Yes, eBay is that elastic. It draws bidders -- and that draws sellers. Just as mall landlords can charge higher rents in high-traffic locations, so can eBay. What's more, given the sorry state of eBay's competition, you're cybermiles from where anyone can hear you yell, "Uncle!"
Dig into the subtle nuances of the fee changes, however, and you see the real brilliance of eBay. By saving its most severe hikes for big-ticket items and listings with high reserves, it will actually be encouraging a greater percentage of successful transactions.

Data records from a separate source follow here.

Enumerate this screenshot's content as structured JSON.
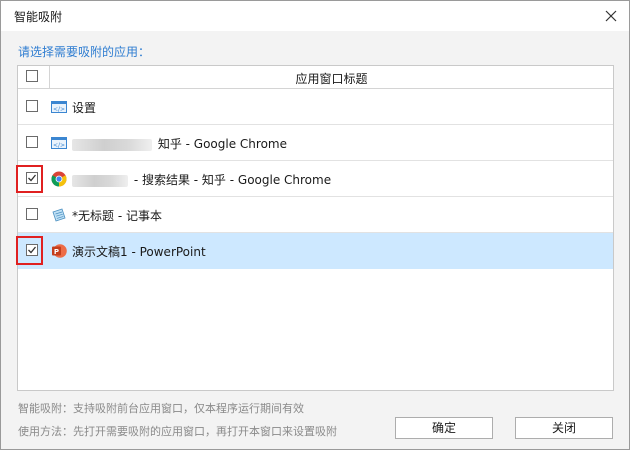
{
  "window": {
    "title": "智能吸附"
  },
  "instruction": "请选择需要吸附的应用：",
  "table": {
    "header_title": "应用窗口标题",
    "rows": [
      {
        "checked": false,
        "icon": "settings-app-icon",
        "text": "设置",
        "selected": false
      },
      {
        "checked": false,
        "icon": "settings-app-icon",
        "text": "知乎 - Google Chrome",
        "selected": false
      },
      {
        "checked": true,
        "icon": "chrome-icon",
        "text": "- 搜索结果 - 知乎 - Google Chrome",
        "selected": false
      },
      {
        "checked": false,
        "icon": "notepad-icon",
        "text": "*无标题 - 记事本",
        "selected": false
      },
      {
        "checked": true,
        "icon": "powerpoint-icon",
        "text": "演示文稿1 - PowerPoint",
        "selected": true
      }
    ]
  },
  "footer": {
    "note1": "智能吸附：支持吸附前台应用窗口，仅本程序运行期间有效",
    "note2": "使用方法：先打开需要吸附的应用窗口，再打开本窗口来设置吸附"
  },
  "buttons": {
    "ok": "确定",
    "close": "关闭"
  },
  "colors": {
    "accent": "#2f7dd1",
    "selection": "#cde8ff",
    "highlight": "#e02020"
  }
}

Too many users were taking advantage of eBay's generously wide tiers. Whether you started the bidding on a new item at $200 or $200,000, you paid the same $3.30 fee to list. For those ludicrously priced items unlikely to sell, the new policy taxes folks for their pipe dreams. Next month, it will run you $3.60 to list a $200 item, but $4.80 for an item at $500 or more.
Raising the bar on reserve auction fees is an even simpler ploy to get folks to ditch those mystery obstacles and pair up buyers and sellers more often.

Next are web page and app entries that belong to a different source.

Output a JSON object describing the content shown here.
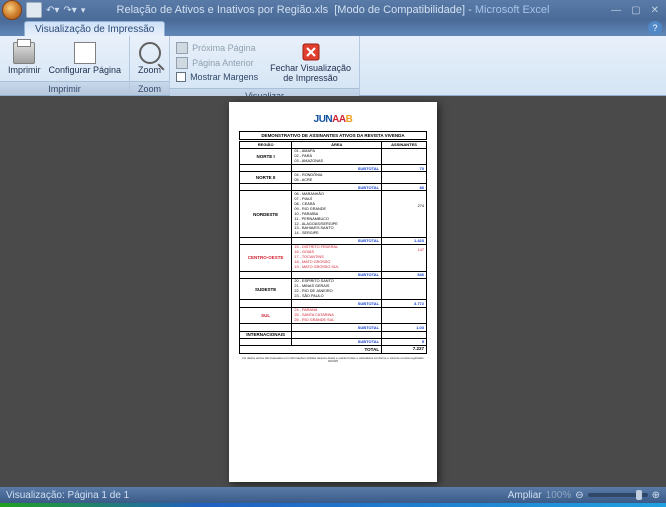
{
  "title_bar": {
    "filename": "Relação de Ativos e Inativos por Região.xls",
    "mode": "[Modo de Compatibilidade]",
    "app": "Microsoft Excel",
    "sep": " - "
  },
  "tab": {
    "name": "Visualização de Impressão"
  },
  "ribbon": {
    "print": {
      "print": "Imprimir",
      "setup": "Configurar Página",
      "group": "Imprimir"
    },
    "zoom": {
      "zoom": "Zoom",
      "group": "Zoom"
    },
    "view": {
      "next": "Próxima Página",
      "prev": "Página Anterior",
      "margins": "Mostrar Margens",
      "close_l1": "Fechar Visualização",
      "close_l2": "de Impressão",
      "group": "Visualizar"
    }
  },
  "report": {
    "logo": "JUNAAB",
    "title": "DEMONSTRATIVO DE ASSINANTES ATIVOS DA REVISTA VIVENDA",
    "headers": {
      "reg": "REGIÃO",
      "area": "ÁREA",
      "ass": "ASSINANTES"
    },
    "rows": [
      {
        "region": "NORTE I",
        "areas": "01 - AMAPÁ\n02 - PARÁ\n03 - AMAZONAS",
        "nums": "\n\n",
        "sub": "70"
      },
      {
        "region": "NORTE II",
        "areas": "04 - RONDÔNIA\n05 - ACRE",
        "nums": "\n",
        "sub": "80"
      },
      {
        "region": "NORDESTE",
        "areas": "06 - MARANHÃO\n07 - PIAUÍ\n08 - CEARÁ\n09 - RIO GRANDE\n10 - PARAÍBA\n11 - PERNAMBUCO\n12 - ALAGOAS/SERGIPE\n13 - BAHIA/ES.SANTO\n14 - SERGIPE",
        "nums": "\n\n274\n\n\n\n\n\n",
        "sub": "1.423"
      },
      {
        "region": "CENTRO-OESTE",
        "areas": "15 - DISTRITO FEDERAL\n16 - GOIÁS\n17 - TOCANTINS\n18 - MATO GROSSO\n19 - MATO GROSSO SUL",
        "nums": "147\n\n\n\n",
        "sub": "546",
        "cls": "red"
      },
      {
        "region": "SUDESTE",
        "areas": "20 - ESPÍRITO SANTO\n21 - MINAS GERAIS\n22 - RIO DE JANEIRO\n23 - SÃO PAULO",
        "nums": "\n\n\n",
        "sub": "3.772"
      },
      {
        "region": "SUL",
        "areas": "24 - PARANÁ\n25 - SANTA CATARINA\n26 - RIO GRANDE SUL",
        "nums": "\n\n",
        "sub": "1.03",
        "cls": "red"
      },
      {
        "region": "INTERNACIONAIS",
        "areas": "",
        "nums": "",
        "sub": "5"
      }
    ],
    "total_label": "TOTAL",
    "total": "7.227",
    "sub_label": "SUBTOTAL",
    "footnote": "Os dados acima são baseados em informações obtidas através desta e outras fontes e calculados conforme o total de receita registrado 00/00/0"
  },
  "status": {
    "page": "Visualização: Página 1 de 1",
    "zoom_label": "Ampliar",
    "zoom_val": "100%"
  }
}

Much to my regret, I have never owned shares of eBay. Maybe that's why I kick myself when I realize the bargain prices I could have paid for a company that I have patronized going on six years now.

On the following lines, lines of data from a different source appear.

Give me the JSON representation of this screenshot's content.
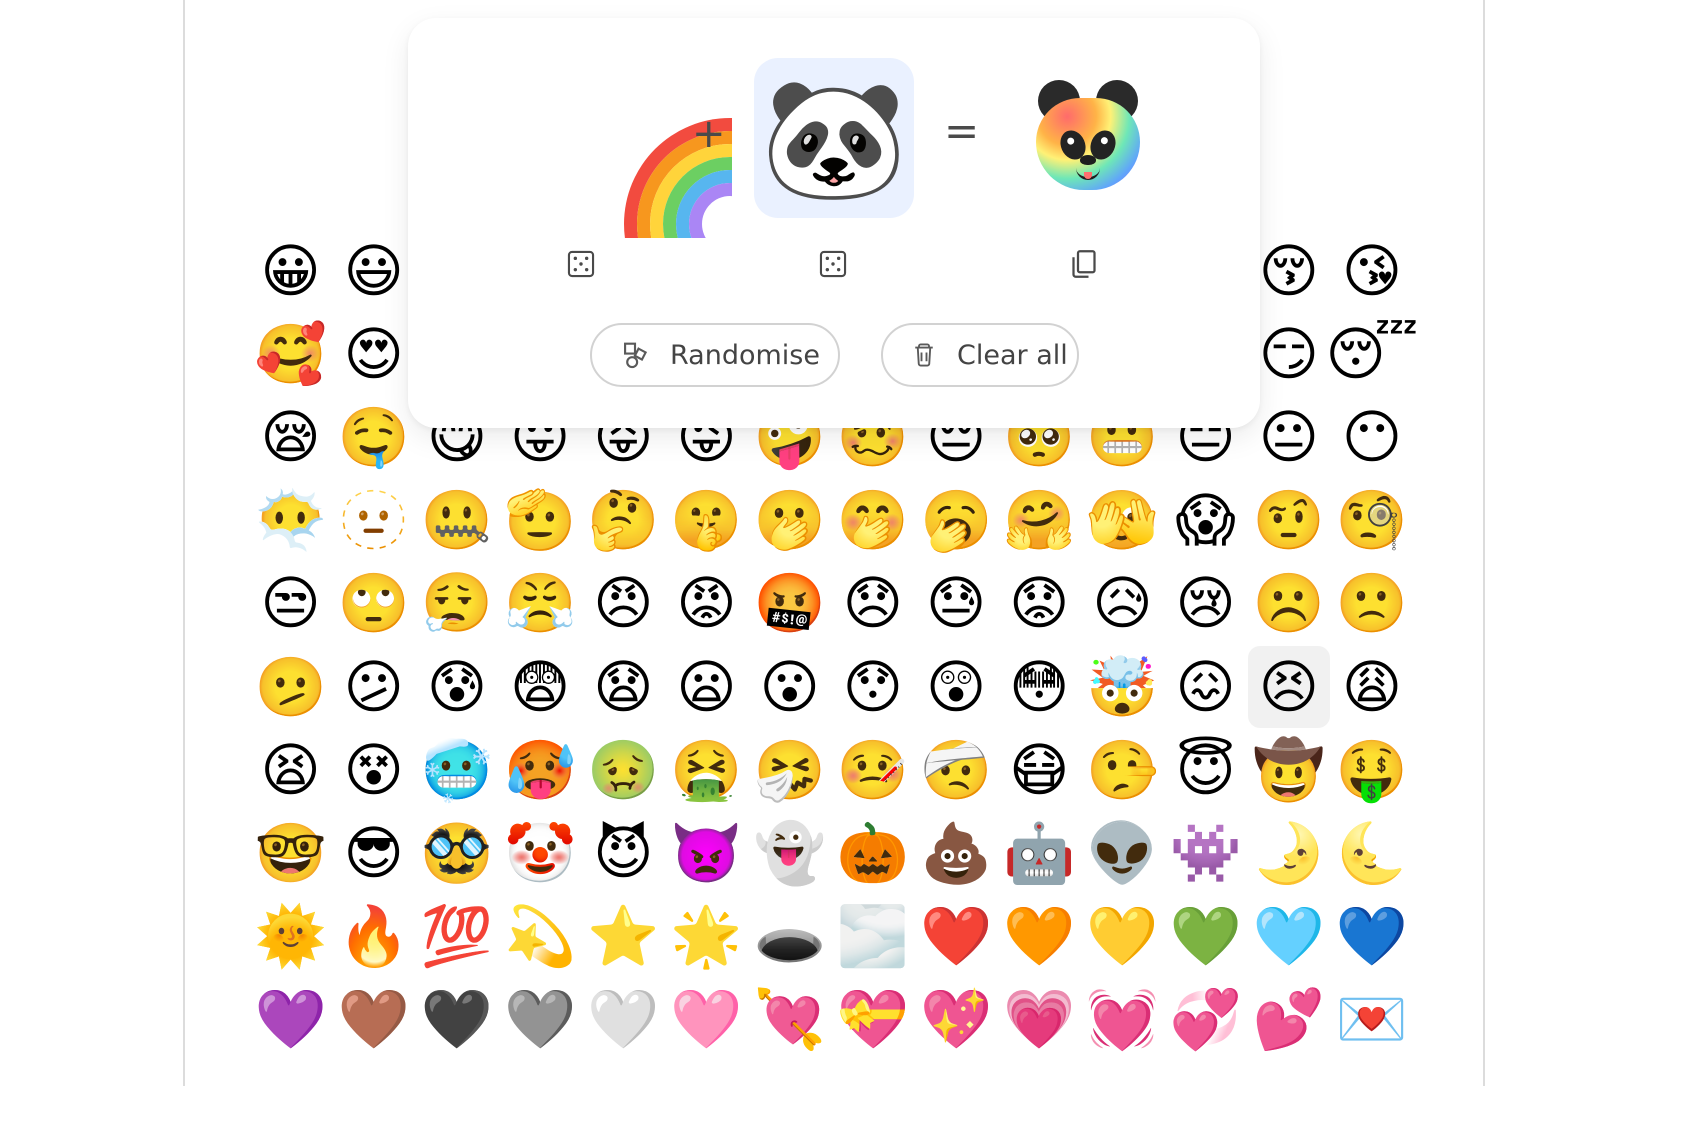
{
  "mixer": {
    "left_emoji_name": "rainbow",
    "right_emoji": "🐼",
    "result_name": "rainbow panda",
    "operators": {
      "plus": "+",
      "equals": "="
    },
    "actions": {
      "randomise": "Randomise",
      "clear_all": "Clear all"
    },
    "icons": {
      "left_dice": "dice-icon",
      "right_dice": "dice-icon",
      "copy": "copy-icon",
      "randomise": "shapes-icon",
      "clear_all": "trash-icon"
    }
  },
  "emoji_grid": {
    "items": [
      "😀",
      "😃",
      "😄",
      "😁",
      "😆",
      "😅",
      "🤣",
      "😂",
      "🙂",
      "🙃",
      "🫠",
      "😉",
      "😚",
      "😘",
      "🥰",
      "😍",
      "🤩",
      "😘",
      "😗",
      "☺️",
      "😚",
      "😙",
      "🥲",
      "😋",
      "😛",
      "😜",
      "😏",
      "😴",
      "😪",
      "🤤",
      "😋",
      "😛",
      "😝",
      "😜",
      "🤪",
      "🥴",
      "😔",
      "🥺",
      "😬",
      "😑",
      "😐",
      "😶",
      "😶‍🌫️",
      "🫥",
      "🤐",
      "🫡",
      "🤔",
      "🤫",
      "🫢",
      "🤭",
      "🥱",
      "🤗",
      "🫣",
      "😱",
      "🤨",
      "🧐",
      "😒",
      "🙄",
      "😮‍💨",
      "😤",
      "😠",
      "😡",
      "🤬",
      "😞",
      "😓",
      "😟",
      "😥",
      "😢",
      "☹️",
      "🙁",
      "🫤",
      "😕",
      "😰",
      "😨",
      "😧",
      "😦",
      "😮",
      "😯",
      "😲",
      "😳",
      "🤯",
      "😖",
      "😣",
      "😩",
      "😫",
      "😵",
      "🥶",
      "🥵",
      "🤢",
      "🤮",
      "🤧",
      "🤒",
      "🤕",
      "😷",
      "🤥",
      "😇",
      "🤠",
      "🤑",
      "🤓",
      "😎",
      "🥸",
      "🤡",
      "😈",
      "👿",
      "👻",
      "🎃",
      "💩",
      "🤖",
      "👽",
      "👾",
      "🌛",
      "🌜",
      "🌞",
      "🔥",
      "💯",
      "💫",
      "⭐",
      "🌟",
      "🕳️",
      "🌫️",
      "❤️",
      "🧡",
      "💛",
      "💚",
      "🩵",
      "💙",
      "💜",
      "🤎",
      "🖤",
      "🩶",
      "🤍",
      "🩷",
      "💘",
      "💝",
      "💖",
      "💗",
      "💓",
      "💞",
      "💕",
      "💌"
    ],
    "selected_index": 82
  }
}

So here's to those who bought in when the stock was one of the earliest Motley Fool Stock Advisor selections. Like its listing fees, the company's fundamentals (and stock price) continue to inch higher and higher.